Funding freeze on universities will cut to the heart of Western Sydney’s future
Photo: Treasurer Scott Morrison
If you want a job done, Scott Morrison is your man. He has reintroduced limits on the number of students universities can enrol in the midyear budget update — cutting an estimated $2.1 billion from Australia’s most proven and effective ideas generators; our universities.
He has successfully defused his government’s own “ideas boom”.
It’s not the Christmas message we got from the PM in December 2015.
Full of Yuletide cheer Malcolm Turnbull committed to $1.1 billion to science and innovation to “drive Australian prosperity in the years ahead” and help the economy transition away from the mining boom.
That’s exactly the kind of transformation we need in Western Sydney, where large scale manufacturing dominates. Just ask the government.
Along with their state colleagues, they’ve invested billions in projects — an airport, roads, hospitals and other infrastructure — that are meant to drive that shift.
They’ve encouraged industry, including defence giant Northrop Grumman and others to set up shop alongside the airport they’ve promised will be a knowledge jobs hub; an “aerotropolis”.
How will freezing university enrolments in Western Sydney bring about the monumental skills-uplift required in the region’s labour force?
How will demanding nurses, teachers and social workers pay more of their HECS debt sooner help deliver the frontline services the region so desperately needs?
The same dedicated people who already can’t afford to live near where they work.
A Centre for Western Sydney report released earlier this year showed “bachelor degree attainment among young people in Western Sydney is 40 per cent lower than elsewhere in Greater Sydney (10.2 per cent compared to 16.7 per cent). The government’s freeze on funding shows they are OK with that imbalance.
That is what this pre-Christmas statement is doing.

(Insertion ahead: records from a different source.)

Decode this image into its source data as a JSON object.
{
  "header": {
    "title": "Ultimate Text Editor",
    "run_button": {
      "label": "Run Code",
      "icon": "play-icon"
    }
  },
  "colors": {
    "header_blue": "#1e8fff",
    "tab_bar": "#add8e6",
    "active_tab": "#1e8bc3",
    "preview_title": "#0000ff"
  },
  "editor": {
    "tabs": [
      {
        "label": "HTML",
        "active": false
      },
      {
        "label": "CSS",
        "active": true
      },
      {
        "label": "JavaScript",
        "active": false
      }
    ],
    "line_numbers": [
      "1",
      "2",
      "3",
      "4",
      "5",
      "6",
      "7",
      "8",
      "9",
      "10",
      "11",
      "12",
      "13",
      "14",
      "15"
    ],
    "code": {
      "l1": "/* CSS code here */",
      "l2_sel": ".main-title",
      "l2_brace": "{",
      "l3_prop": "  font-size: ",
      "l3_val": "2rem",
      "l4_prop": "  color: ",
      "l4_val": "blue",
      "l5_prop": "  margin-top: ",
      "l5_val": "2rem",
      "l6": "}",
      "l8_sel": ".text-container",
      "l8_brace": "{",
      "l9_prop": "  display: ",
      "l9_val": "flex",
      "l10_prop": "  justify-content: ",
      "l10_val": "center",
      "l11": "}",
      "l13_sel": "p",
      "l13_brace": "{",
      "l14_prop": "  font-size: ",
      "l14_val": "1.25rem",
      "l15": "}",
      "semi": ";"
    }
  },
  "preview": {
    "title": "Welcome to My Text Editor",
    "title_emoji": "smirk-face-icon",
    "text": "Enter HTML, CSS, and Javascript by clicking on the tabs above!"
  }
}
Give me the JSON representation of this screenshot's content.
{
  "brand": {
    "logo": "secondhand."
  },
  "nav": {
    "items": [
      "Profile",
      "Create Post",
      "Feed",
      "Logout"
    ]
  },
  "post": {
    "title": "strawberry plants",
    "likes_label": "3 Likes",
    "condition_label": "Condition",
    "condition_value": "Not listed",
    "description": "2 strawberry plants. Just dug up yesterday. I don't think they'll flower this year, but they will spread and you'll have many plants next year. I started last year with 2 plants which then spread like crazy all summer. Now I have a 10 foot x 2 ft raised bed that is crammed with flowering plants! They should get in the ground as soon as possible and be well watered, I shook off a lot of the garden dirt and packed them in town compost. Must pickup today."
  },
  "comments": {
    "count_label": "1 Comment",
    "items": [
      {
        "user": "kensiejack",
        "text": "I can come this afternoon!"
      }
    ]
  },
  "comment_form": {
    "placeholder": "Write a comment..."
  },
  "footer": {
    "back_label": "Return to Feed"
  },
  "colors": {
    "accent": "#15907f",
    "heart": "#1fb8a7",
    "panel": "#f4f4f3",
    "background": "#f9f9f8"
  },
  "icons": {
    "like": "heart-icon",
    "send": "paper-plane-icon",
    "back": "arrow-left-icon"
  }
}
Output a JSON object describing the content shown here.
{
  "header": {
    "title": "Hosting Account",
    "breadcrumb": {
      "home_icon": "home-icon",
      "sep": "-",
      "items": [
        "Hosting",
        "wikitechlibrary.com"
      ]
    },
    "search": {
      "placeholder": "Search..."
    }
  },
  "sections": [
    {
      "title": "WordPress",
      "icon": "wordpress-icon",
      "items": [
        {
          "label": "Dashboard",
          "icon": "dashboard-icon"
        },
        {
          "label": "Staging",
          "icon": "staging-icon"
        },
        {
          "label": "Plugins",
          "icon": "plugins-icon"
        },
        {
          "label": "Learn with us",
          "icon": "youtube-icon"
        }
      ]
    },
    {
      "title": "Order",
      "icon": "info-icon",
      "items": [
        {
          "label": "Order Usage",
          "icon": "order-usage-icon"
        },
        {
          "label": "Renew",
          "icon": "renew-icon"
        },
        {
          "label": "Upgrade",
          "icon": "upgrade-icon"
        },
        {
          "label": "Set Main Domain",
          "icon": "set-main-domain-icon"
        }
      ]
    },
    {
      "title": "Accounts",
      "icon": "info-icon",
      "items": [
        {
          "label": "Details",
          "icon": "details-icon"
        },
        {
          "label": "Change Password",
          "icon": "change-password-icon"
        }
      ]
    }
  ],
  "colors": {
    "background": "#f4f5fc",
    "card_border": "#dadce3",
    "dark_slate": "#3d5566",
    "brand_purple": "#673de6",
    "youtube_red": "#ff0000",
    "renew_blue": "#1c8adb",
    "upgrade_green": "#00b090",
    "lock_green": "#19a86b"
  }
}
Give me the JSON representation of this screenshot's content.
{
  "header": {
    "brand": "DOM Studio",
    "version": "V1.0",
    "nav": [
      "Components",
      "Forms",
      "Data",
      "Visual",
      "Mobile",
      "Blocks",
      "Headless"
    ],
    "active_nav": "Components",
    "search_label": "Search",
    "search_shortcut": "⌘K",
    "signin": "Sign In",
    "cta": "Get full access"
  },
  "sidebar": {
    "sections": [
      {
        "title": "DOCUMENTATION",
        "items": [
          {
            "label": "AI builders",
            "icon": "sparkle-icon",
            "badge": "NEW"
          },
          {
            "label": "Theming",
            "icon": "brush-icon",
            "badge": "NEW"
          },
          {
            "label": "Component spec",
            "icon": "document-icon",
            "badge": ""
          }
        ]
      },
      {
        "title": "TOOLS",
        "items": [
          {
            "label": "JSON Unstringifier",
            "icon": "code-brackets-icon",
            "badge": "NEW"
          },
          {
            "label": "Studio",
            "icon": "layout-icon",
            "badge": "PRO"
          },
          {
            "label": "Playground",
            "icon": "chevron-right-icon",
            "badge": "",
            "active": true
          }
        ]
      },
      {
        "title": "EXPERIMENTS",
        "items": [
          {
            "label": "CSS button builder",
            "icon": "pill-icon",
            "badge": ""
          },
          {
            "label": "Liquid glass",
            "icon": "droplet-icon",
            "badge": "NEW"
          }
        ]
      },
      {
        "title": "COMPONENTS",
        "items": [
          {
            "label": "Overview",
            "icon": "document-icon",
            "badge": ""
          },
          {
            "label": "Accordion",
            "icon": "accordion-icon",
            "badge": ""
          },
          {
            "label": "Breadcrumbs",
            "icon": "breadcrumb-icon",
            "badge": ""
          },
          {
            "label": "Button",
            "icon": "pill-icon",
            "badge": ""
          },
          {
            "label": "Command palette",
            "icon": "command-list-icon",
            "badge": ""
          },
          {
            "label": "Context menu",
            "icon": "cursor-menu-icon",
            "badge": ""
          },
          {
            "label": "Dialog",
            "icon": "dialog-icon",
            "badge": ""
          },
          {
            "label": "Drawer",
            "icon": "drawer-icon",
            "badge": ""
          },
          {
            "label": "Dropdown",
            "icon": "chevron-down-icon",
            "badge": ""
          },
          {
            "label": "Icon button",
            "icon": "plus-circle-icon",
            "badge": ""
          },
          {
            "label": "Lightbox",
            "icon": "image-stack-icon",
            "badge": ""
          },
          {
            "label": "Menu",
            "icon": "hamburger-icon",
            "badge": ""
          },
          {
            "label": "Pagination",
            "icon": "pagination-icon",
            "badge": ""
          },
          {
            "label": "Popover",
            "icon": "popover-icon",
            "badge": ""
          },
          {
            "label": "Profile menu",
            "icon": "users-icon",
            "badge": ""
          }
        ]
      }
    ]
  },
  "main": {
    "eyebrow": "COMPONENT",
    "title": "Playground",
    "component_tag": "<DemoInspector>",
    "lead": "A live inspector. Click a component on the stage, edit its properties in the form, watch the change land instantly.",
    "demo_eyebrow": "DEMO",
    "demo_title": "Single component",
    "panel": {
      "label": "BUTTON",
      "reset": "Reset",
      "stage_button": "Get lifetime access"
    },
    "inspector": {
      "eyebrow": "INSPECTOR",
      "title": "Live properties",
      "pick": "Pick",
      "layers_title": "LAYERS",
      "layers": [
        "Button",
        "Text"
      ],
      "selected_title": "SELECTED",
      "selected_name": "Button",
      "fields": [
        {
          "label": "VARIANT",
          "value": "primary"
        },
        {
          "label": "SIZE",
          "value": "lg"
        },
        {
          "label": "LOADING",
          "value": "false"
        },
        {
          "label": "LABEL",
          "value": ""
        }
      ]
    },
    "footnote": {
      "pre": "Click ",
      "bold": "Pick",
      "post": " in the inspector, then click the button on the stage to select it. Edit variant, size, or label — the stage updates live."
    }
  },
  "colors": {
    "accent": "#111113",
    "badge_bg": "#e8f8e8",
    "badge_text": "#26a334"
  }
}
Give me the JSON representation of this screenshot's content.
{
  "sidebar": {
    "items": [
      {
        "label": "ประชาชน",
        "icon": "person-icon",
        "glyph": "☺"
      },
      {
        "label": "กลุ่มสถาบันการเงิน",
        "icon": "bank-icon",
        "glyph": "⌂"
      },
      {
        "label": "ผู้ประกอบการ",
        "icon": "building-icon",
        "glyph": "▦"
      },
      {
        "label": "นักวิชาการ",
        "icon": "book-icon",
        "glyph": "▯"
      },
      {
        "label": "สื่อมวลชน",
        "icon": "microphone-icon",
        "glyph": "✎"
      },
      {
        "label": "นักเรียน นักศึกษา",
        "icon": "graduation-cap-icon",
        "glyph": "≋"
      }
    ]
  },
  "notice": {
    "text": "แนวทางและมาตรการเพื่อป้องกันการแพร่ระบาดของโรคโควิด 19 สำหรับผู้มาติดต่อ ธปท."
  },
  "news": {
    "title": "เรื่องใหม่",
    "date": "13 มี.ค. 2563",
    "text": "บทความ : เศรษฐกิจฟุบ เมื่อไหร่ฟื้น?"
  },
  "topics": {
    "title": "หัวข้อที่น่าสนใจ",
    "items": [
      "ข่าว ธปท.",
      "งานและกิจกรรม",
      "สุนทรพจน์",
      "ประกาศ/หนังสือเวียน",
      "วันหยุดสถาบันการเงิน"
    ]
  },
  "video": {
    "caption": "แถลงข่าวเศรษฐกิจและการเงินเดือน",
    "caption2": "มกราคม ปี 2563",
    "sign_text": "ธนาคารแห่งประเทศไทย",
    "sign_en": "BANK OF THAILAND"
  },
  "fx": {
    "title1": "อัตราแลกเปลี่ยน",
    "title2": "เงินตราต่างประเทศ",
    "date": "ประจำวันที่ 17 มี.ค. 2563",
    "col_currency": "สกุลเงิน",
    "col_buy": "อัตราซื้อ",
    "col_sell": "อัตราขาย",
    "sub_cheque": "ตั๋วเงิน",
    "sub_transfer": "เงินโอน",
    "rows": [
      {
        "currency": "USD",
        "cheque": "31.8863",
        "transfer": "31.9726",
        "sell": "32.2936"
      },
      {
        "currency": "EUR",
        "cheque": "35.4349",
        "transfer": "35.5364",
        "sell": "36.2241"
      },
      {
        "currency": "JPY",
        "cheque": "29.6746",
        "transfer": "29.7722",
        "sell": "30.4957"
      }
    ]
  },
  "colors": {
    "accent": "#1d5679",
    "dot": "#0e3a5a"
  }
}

It’s saying: we asked you to come with us on an innovation push, a nation-changing vision, a critically important transformation. We urged you to be “lifters not leaners”.
But now we’ve decided it wasn’t that important after all.
Government defines one-quarter of Western Sydney University’s 44,454 students as being of “low socio-economic status”. Just over 60 per cent of them are the first in their family to go to university. We are one of the country’s most culturally diverse institutions.
If it’s all about transition, it’s hard to imagine a bigger change. But the journey is far from over.
A Centre for Western Sydney report released earlier this year showed “bachelor degree attainment among young people in Western Sydney is 40 per cent lower than elsewhere in Greater Sydney (10.2 per cent compared to 16.7 per cent)”.
The government’s freeze on funding shows they are OK with that imbalance.
It tells us the Treasurer does not see a problem in Western Sydney lagging, nor does he view that inequity as putting government’s jobs growth targets and infrastructure investments at risk.
Maybe pulling $2.1 billion out of education will allow the Treasurer to put the funds to something he feels is of better use. There’s a state government looking to build a few stadiums.
20 December 2017
Western Sydney University’s Launch Pad Technology Business Incubator has launched its ‘SydWest Global Connections Tech Start-up’ accelerator program.
Home education, sometimes called homeschooling, is when children are educated outside a formal institution like a school.
Opinion: It’s not how big your laser is, it’s how you use it: space law is an important part of the fight against space debris
Space is getting crowded. More than 100 million tiny pieces of debris are spinning in Earth orbit, along with tens of thousands of bigger chunks and around 3,300 functioning satellites.